- **HOW TO COMPLETE THIS TASK**:
Report each line of the entries below that has the word "number" in it.

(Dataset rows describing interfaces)
▬▬▬▬▬▬▬▬▬▬

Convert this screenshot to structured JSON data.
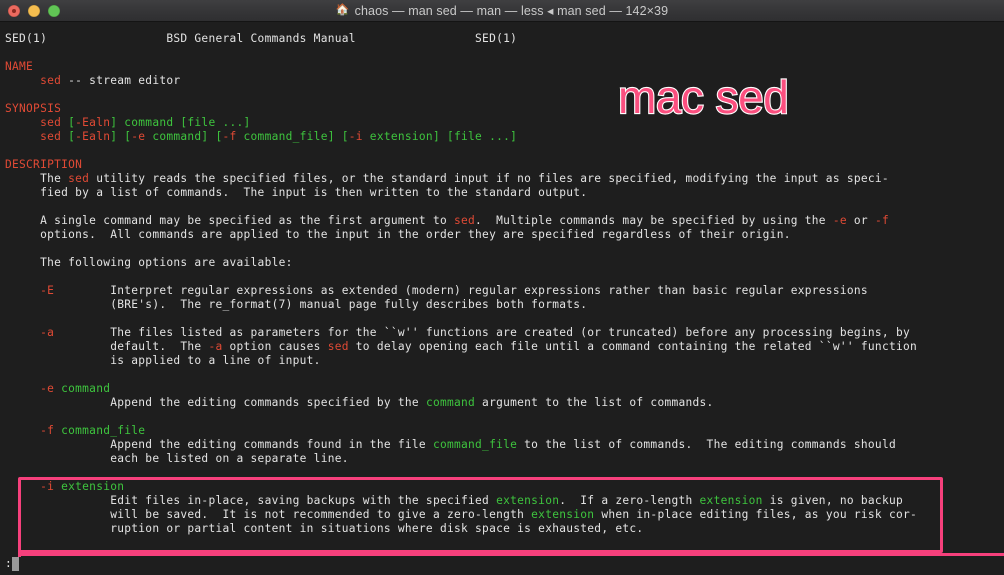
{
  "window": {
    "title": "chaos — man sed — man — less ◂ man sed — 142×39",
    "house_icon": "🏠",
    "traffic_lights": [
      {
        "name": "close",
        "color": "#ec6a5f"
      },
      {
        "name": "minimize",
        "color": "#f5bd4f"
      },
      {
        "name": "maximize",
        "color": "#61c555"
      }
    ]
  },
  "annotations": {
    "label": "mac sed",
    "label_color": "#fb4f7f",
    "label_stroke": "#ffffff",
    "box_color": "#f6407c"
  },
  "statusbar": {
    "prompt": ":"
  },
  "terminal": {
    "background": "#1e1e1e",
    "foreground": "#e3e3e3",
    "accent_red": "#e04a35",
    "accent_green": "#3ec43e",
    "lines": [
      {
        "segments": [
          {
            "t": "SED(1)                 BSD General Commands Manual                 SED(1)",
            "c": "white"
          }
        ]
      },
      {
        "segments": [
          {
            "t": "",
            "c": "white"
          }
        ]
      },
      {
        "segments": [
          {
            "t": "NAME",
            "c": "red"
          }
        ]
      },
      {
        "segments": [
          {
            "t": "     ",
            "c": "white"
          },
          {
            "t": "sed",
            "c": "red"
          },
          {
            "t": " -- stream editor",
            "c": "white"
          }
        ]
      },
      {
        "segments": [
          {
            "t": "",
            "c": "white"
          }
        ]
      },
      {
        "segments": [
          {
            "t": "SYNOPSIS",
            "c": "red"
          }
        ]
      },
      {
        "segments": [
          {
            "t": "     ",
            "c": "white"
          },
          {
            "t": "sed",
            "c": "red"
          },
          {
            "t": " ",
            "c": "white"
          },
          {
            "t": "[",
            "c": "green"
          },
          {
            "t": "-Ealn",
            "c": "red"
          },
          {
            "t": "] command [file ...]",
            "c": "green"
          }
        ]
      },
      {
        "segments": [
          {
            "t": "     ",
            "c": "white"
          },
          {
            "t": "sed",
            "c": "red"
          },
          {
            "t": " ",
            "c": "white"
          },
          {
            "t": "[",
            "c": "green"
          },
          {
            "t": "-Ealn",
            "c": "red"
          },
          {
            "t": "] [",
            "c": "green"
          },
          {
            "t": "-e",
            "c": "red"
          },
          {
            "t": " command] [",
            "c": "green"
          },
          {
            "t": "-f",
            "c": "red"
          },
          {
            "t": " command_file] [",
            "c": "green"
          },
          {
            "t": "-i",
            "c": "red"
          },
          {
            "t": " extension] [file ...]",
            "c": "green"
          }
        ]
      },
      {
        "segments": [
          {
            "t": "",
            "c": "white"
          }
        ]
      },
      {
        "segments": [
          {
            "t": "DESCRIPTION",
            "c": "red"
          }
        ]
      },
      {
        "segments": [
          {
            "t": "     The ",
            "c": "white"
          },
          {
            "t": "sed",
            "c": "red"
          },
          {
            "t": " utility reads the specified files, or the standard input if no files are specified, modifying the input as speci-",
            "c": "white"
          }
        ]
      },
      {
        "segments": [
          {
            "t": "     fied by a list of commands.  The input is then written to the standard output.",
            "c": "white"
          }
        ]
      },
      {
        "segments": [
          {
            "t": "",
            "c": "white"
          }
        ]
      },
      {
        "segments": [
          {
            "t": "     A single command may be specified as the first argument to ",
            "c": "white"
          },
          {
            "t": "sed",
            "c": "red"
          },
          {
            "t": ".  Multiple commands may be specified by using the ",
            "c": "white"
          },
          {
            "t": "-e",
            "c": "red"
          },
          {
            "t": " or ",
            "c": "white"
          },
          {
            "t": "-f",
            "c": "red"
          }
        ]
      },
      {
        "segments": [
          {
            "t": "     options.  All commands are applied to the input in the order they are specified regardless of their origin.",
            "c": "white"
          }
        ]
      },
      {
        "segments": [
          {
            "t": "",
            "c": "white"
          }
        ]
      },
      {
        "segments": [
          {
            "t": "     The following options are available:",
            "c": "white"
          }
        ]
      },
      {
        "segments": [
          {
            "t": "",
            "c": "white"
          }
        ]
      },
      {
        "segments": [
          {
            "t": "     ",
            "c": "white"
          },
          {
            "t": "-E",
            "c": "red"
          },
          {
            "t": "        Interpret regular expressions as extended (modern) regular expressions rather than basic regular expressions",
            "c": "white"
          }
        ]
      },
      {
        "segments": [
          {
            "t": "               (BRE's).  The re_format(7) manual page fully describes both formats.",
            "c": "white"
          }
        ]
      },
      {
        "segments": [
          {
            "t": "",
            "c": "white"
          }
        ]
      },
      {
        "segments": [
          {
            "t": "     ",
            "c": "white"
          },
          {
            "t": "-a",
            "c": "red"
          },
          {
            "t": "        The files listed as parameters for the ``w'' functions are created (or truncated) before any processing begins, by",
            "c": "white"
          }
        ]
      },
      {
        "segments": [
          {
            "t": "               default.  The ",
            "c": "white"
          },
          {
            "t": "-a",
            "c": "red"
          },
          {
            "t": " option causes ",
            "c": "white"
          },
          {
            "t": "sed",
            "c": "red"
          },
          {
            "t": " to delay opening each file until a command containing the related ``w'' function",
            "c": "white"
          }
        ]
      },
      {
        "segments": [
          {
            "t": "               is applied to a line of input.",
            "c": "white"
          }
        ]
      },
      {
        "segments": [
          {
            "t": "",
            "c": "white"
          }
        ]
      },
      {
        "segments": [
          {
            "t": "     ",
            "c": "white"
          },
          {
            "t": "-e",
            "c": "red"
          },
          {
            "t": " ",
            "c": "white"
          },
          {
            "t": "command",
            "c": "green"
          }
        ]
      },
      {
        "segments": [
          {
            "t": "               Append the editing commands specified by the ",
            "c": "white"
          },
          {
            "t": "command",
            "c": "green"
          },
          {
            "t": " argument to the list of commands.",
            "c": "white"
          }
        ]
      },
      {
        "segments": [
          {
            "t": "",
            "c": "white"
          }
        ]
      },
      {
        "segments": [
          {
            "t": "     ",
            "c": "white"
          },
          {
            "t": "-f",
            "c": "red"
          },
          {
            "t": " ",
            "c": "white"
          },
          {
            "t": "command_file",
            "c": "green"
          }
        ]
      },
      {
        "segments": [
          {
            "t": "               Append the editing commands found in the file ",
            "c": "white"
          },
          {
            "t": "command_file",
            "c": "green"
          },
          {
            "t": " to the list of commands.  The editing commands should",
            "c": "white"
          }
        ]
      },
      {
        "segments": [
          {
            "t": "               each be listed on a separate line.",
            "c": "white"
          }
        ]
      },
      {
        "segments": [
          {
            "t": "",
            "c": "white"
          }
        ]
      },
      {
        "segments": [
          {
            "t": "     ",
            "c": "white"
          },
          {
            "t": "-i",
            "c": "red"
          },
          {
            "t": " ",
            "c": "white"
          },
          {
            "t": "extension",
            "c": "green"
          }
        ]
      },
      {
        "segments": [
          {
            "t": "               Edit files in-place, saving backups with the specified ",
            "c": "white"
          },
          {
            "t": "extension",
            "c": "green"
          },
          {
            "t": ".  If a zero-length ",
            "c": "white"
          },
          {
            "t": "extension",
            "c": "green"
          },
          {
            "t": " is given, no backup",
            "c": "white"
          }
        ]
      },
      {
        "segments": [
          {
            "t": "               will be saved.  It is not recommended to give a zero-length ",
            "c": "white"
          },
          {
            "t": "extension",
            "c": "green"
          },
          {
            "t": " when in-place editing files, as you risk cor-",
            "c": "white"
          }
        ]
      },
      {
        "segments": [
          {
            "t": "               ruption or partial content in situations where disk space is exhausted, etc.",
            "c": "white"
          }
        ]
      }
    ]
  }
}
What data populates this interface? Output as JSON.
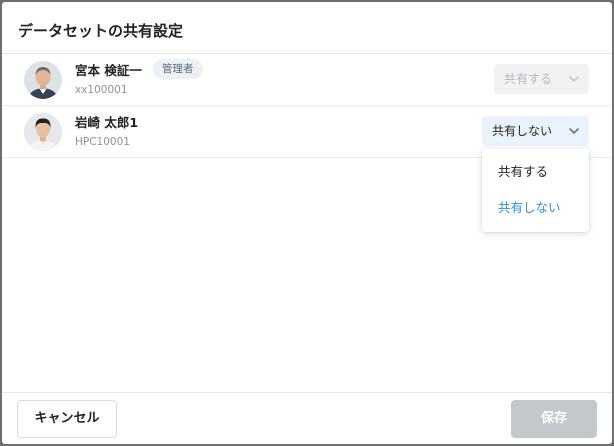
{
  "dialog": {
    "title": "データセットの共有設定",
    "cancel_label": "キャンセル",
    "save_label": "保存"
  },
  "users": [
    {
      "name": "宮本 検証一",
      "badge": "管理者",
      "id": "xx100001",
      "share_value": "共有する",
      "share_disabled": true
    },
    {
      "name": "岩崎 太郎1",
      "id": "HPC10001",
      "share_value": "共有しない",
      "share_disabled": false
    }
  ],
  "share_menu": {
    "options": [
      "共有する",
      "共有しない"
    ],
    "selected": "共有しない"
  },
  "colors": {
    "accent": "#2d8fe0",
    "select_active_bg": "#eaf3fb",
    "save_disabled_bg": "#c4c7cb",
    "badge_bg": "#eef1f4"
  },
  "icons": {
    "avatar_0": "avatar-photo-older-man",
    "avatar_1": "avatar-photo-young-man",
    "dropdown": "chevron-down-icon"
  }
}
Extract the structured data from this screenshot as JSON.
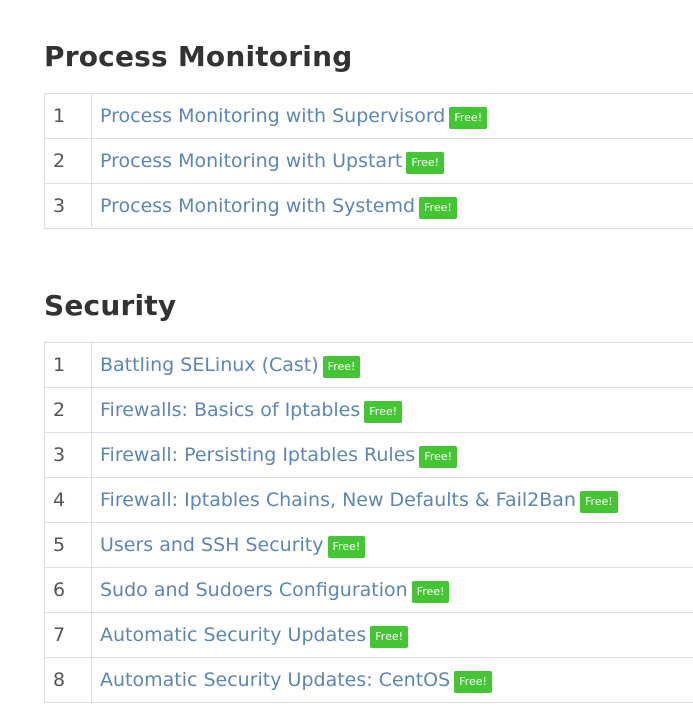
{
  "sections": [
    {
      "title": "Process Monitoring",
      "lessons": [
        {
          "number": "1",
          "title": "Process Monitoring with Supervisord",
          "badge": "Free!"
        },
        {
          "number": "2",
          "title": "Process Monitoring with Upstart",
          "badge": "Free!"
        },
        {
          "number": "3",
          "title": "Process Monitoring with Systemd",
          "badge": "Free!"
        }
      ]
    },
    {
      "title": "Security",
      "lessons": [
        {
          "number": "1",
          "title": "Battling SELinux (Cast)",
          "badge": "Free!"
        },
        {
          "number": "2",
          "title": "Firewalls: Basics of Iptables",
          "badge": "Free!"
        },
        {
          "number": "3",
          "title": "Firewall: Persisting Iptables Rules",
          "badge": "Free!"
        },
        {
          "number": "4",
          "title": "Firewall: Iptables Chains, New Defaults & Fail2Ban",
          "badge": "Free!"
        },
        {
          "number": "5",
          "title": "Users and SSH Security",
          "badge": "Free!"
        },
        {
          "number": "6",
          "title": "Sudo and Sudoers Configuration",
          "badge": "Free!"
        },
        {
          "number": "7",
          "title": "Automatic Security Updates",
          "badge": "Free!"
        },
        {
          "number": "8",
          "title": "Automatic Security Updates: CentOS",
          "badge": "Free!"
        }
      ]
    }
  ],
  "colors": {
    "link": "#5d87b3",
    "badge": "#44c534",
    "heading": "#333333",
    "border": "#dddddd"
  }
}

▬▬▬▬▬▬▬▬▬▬

- **RESPONSE TO THE EXERCISE**:
          "number": "1",
          "number": "2",
          "number": "3",
          "number": "1",
          "number": "2",
          "number": "3",
          "number": "4",
          "number": "5",
          "number": "6",
          "number": "7",
          "number": "8",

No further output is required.